*HOW TO COMPLETE THIS TASK*
Look through the entries below and report every line that has "echo".

*PROVIDED RECORDS*
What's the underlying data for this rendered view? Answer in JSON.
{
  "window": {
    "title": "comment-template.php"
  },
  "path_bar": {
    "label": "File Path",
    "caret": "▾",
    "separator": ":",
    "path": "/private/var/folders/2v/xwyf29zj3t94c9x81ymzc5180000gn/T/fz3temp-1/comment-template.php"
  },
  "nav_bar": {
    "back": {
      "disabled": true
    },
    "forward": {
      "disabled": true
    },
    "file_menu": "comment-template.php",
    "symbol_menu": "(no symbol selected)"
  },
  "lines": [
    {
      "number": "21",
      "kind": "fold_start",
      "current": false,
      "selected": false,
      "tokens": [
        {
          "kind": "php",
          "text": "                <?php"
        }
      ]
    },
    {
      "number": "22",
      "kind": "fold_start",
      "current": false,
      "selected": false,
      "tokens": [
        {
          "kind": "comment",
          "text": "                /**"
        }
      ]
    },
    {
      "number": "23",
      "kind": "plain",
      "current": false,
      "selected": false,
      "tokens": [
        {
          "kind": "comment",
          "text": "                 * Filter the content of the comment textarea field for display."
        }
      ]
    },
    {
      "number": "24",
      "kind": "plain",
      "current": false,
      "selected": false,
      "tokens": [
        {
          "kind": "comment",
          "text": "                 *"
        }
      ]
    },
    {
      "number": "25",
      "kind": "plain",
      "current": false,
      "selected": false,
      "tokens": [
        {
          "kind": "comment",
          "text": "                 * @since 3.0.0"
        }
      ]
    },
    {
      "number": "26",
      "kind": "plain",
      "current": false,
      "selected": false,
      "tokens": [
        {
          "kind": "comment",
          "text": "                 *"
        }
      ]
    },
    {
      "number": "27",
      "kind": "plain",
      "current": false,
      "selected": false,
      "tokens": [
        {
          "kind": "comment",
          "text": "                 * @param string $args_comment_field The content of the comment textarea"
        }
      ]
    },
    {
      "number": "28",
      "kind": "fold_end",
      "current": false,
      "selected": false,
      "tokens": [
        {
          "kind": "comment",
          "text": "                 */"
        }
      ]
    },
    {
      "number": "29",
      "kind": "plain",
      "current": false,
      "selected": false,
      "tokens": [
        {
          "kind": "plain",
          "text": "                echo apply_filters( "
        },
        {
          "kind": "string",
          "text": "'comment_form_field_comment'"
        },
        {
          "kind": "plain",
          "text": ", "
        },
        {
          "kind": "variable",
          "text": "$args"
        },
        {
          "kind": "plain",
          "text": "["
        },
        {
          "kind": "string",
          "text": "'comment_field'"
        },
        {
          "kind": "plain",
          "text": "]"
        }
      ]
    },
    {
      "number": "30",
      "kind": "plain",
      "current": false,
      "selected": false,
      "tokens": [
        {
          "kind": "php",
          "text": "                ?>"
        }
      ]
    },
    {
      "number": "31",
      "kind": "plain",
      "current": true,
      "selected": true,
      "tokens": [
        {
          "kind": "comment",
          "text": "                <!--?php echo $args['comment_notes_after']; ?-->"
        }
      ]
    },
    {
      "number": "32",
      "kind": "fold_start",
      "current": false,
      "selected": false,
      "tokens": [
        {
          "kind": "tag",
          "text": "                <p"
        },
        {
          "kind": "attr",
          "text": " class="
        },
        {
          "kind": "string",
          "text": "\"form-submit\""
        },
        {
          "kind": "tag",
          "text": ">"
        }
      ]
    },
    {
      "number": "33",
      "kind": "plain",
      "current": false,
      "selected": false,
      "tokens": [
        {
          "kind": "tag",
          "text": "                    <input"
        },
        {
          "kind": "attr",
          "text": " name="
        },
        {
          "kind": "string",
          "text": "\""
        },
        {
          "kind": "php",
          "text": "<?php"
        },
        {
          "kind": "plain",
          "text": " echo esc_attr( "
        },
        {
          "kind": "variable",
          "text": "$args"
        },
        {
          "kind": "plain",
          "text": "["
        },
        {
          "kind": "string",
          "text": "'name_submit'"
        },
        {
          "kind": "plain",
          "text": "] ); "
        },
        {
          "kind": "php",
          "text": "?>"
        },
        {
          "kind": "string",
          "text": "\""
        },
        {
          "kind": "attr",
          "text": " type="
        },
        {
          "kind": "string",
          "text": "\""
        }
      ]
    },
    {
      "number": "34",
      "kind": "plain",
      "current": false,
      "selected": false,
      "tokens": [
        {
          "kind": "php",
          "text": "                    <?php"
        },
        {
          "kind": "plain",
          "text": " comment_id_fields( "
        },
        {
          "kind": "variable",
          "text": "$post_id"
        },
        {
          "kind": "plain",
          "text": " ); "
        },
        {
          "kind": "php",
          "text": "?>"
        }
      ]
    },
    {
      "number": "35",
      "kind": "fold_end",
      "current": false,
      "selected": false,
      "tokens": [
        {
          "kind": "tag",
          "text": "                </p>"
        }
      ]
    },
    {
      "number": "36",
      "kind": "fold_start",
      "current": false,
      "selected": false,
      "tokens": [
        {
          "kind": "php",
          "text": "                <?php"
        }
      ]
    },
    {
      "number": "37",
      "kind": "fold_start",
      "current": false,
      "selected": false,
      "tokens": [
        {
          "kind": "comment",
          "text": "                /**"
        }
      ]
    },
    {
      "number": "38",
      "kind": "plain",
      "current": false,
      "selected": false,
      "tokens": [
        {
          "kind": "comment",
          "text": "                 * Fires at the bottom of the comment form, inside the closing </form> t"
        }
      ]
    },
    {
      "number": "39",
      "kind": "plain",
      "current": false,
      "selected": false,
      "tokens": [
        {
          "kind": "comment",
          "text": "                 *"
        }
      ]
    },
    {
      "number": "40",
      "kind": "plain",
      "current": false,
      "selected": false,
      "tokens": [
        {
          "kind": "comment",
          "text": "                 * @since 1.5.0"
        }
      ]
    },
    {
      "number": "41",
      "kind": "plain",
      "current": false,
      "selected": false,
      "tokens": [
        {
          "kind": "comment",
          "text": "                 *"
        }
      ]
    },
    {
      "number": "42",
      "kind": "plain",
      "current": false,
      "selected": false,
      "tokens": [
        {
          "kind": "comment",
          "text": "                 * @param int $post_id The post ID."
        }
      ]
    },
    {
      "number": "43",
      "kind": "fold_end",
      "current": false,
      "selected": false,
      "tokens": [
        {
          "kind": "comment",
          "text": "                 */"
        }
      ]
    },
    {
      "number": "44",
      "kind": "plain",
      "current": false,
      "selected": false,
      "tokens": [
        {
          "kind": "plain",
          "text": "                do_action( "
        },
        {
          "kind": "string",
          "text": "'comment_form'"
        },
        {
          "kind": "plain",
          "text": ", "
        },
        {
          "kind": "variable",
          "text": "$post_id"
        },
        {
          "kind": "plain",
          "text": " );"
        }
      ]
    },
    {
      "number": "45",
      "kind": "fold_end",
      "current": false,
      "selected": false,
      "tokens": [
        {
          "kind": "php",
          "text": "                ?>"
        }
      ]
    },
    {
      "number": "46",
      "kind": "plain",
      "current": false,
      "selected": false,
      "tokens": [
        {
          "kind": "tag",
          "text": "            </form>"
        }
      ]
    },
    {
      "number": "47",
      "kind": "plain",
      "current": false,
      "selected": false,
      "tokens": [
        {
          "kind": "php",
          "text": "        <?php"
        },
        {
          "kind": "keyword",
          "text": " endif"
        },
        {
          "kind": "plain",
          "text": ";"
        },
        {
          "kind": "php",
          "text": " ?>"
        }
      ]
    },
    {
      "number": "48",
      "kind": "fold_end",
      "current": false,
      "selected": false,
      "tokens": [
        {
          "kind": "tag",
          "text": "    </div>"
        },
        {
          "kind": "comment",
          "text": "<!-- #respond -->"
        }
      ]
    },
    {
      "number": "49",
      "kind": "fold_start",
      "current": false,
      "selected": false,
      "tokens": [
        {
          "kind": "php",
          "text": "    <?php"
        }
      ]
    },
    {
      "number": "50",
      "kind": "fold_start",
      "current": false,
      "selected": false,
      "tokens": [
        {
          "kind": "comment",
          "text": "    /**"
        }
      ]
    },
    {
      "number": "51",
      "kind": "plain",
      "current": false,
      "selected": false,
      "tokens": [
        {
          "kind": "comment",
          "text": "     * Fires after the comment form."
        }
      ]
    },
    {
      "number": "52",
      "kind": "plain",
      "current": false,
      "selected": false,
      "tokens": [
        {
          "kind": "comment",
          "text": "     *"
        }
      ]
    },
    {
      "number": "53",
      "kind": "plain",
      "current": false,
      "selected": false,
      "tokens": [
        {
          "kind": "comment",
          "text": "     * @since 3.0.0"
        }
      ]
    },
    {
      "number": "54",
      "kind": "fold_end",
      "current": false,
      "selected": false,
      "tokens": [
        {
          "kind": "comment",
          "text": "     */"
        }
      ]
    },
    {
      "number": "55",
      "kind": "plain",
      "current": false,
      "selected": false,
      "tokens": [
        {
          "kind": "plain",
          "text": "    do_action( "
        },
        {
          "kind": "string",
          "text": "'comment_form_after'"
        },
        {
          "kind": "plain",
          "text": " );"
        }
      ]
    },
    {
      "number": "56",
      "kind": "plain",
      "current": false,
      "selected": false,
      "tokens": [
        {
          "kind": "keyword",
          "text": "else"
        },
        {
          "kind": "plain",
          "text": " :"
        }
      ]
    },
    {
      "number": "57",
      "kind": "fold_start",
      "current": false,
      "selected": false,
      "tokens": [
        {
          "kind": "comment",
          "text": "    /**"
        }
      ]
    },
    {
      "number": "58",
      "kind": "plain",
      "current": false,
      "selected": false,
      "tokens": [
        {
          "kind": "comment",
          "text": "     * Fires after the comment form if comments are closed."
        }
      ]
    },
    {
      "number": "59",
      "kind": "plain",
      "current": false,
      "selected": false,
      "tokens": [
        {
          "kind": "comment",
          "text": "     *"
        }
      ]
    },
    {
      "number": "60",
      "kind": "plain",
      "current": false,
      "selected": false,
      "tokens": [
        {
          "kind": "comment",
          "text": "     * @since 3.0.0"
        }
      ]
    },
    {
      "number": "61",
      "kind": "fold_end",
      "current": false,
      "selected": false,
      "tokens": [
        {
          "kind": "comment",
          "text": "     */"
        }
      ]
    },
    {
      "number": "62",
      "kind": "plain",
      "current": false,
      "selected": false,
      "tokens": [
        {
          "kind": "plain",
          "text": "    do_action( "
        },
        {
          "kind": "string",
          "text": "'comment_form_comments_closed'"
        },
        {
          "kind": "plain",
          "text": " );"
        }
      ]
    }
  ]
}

*YOUR SOLUTION*
          "text": "                echo apply_filters( "
          "text": "                <!--?php echo $args['comment_notes_after']; ?-->"
          "text": " echo esc_attr( "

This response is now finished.